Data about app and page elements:
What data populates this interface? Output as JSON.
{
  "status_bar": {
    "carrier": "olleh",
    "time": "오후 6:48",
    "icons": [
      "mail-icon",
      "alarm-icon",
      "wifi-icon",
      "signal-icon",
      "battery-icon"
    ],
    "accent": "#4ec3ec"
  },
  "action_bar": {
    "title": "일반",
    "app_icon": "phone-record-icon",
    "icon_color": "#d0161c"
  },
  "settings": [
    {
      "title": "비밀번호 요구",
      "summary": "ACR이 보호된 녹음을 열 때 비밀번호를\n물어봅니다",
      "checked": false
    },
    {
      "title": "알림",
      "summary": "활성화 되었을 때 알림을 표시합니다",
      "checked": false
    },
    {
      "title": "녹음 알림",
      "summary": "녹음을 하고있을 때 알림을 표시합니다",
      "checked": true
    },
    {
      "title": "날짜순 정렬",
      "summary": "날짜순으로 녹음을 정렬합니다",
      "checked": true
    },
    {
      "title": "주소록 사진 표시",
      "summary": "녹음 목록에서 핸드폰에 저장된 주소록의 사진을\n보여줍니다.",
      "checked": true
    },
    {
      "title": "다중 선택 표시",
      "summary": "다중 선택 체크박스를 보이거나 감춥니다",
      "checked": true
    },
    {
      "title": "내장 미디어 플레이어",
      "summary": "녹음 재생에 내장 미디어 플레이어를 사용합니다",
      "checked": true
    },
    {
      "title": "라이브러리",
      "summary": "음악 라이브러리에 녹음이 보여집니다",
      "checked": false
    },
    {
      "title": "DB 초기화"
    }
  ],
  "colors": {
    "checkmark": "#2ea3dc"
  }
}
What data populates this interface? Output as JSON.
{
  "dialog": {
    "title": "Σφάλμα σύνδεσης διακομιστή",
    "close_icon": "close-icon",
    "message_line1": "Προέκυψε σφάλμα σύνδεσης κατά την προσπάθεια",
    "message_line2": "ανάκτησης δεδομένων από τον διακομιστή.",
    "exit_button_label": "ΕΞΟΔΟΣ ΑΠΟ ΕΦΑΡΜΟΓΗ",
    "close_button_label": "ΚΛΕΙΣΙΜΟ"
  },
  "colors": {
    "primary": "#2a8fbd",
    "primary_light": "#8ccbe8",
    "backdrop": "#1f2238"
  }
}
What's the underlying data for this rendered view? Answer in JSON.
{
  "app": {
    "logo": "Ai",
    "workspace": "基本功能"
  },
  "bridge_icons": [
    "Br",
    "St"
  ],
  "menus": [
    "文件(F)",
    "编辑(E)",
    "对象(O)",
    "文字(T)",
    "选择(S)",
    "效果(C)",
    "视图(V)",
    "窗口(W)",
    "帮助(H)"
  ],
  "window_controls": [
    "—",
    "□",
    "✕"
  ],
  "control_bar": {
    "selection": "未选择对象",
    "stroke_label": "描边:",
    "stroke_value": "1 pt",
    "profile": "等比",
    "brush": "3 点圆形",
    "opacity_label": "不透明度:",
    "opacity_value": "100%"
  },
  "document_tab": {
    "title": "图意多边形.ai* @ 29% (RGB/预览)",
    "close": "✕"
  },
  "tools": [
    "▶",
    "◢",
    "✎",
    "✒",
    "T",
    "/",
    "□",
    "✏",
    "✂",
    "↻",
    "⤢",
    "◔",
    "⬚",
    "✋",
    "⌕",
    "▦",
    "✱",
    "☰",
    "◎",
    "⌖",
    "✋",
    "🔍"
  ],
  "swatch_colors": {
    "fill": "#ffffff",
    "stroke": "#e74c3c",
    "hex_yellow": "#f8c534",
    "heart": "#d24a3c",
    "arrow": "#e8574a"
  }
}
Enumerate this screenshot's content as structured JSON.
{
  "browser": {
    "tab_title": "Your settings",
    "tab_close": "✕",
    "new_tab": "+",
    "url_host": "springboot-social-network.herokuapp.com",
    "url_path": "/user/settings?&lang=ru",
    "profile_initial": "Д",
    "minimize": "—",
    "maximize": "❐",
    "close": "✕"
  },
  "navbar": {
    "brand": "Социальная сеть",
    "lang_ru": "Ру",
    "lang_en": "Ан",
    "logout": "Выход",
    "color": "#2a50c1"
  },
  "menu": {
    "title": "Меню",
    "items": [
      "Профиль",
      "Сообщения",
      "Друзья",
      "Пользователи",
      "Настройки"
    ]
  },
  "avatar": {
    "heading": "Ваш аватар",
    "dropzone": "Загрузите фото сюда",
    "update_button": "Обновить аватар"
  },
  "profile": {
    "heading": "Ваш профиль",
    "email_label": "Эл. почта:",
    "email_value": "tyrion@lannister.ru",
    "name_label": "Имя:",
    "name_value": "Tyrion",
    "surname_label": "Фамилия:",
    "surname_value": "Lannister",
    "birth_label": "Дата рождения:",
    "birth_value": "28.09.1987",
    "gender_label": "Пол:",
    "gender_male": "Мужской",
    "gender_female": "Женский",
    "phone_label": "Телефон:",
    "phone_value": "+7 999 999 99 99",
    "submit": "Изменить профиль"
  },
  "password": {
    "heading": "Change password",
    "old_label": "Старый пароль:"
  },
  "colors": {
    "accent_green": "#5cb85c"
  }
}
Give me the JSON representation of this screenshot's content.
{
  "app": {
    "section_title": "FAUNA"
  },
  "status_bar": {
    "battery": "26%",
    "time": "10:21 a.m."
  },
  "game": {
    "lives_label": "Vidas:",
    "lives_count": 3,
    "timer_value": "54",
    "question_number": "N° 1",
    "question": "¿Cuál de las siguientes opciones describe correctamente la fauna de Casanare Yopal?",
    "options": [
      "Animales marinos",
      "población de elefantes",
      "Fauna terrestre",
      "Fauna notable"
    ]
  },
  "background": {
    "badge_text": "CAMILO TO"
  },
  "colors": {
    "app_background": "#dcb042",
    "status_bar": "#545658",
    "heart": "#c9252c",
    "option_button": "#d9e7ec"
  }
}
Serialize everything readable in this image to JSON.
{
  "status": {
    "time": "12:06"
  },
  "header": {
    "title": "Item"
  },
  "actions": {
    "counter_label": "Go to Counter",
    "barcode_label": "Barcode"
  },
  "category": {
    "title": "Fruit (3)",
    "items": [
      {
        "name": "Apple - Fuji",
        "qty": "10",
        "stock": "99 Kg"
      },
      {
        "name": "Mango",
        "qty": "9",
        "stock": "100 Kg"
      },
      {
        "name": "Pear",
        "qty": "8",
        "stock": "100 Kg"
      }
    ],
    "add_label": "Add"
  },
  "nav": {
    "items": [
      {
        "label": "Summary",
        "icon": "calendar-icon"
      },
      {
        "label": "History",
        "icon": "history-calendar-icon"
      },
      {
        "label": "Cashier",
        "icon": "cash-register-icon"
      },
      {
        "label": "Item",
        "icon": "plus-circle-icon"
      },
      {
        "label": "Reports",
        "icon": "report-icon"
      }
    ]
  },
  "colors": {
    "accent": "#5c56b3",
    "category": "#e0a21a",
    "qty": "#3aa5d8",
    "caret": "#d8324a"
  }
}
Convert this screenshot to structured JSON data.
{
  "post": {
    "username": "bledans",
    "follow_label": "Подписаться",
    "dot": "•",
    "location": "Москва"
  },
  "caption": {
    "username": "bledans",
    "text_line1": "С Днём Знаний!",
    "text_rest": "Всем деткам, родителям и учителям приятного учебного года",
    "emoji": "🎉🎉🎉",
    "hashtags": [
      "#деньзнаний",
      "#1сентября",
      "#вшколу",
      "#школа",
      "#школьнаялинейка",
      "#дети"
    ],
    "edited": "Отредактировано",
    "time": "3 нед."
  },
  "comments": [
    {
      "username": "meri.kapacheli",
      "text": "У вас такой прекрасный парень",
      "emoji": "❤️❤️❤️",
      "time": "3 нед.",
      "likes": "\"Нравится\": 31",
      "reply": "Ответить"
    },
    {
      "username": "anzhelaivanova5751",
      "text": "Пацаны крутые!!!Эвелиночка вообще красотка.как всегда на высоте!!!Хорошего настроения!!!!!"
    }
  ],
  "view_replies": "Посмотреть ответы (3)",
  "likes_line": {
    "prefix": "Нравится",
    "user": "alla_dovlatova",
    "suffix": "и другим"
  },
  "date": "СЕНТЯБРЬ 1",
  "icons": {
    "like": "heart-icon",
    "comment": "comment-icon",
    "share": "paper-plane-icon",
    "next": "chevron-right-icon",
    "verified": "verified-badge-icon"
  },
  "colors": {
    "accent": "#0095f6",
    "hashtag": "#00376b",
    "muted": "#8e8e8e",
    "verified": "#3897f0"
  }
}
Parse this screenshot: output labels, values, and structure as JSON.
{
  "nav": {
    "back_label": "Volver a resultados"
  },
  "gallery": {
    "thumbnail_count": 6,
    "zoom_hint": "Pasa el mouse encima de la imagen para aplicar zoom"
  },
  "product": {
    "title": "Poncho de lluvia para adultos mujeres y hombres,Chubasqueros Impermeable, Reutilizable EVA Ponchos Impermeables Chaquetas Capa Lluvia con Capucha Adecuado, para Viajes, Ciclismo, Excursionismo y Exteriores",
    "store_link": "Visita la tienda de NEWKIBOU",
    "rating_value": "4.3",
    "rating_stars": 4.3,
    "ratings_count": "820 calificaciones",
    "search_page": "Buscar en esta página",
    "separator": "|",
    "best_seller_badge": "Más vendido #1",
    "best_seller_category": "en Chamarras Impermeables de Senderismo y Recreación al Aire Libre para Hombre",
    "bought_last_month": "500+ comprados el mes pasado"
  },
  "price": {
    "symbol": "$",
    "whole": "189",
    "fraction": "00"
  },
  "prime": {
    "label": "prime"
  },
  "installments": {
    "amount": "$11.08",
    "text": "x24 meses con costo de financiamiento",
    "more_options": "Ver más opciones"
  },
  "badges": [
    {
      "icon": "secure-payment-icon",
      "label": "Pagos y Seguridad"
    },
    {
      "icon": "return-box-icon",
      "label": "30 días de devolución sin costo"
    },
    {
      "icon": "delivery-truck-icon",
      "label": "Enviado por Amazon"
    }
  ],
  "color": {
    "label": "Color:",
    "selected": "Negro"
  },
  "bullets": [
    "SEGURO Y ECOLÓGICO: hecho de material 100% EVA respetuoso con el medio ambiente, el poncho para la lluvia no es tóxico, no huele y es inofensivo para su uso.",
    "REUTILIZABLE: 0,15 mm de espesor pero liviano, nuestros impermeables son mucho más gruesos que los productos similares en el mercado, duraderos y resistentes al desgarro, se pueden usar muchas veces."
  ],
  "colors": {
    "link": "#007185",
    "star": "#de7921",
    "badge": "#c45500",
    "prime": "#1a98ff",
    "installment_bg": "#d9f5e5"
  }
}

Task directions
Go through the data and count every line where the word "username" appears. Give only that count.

Output
4